◆ **Aim of the exercise**
Word for word, repeat each entry that follows.

=== Data to process ===

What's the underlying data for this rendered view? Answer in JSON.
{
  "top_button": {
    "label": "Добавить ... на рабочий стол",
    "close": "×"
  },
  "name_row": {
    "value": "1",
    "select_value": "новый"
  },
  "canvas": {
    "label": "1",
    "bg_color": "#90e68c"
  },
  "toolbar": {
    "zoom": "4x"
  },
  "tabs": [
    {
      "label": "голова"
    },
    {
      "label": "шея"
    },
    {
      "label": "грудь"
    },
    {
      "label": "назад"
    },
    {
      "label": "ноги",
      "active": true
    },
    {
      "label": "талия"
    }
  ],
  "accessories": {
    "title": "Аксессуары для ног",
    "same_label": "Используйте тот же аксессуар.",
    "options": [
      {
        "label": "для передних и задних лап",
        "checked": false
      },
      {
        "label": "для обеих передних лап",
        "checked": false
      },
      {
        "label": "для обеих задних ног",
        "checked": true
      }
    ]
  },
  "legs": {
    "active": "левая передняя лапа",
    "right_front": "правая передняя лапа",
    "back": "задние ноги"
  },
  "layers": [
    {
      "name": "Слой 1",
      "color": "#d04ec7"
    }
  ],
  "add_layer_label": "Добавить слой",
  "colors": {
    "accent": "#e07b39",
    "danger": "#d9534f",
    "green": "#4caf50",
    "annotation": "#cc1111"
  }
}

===

◆ **Answer**
What's the underlying data for this rendered view? Answer in JSON.
{
  "top_button": {
    "label": "Добавить ... на рабочий стол",
    "close": "×"
  },
  "name_row": {
    "value": "1",
    "select_value": "новый"
  },
  "canvas": {
    "label": "1",
    "bg_color": "#90e68c"
  },
  "toolbar": {
    "zoom": "4x"
  },
  "tabs": [
    {
      "label": "голова"
    },
    {
      "label": "шея"
    },
    {
      "label": "грудь"
    },
    {
      "label": "назад"
    },
    {
      "label": "ноги",
      "active": true
    },
    {
      "label": "талия"
    }
  ],
  "accessories": {
    "title": "Аксессуары для ног",
    "same_label": "Используйте тот же аксессуар.",
    "options": [
      {
        "label": "для передних и задних лап",
        "checked": false
      },
      {
        "label": "для обеих передних лап",
        "checked": false
      },
      {
        "label": "для обеих задних ног",
        "checked": true
      }
    ]
  },
  "legs": {
    "active": "левая передняя лапа",
    "right_front": "правая передняя лапа",
    "back": "задние ноги"
  },
  "layers": [
    {
      "name": "Слой 1",
      "color": "#d04ec7"
    }
  ],
  "add_layer_label": "Добавить слой",
  "colors": {
    "accent": "#e07b39",
    "danger": "#d9534f",
    "green": "#4caf50",
    "annotation": "#cc1111"
  }
}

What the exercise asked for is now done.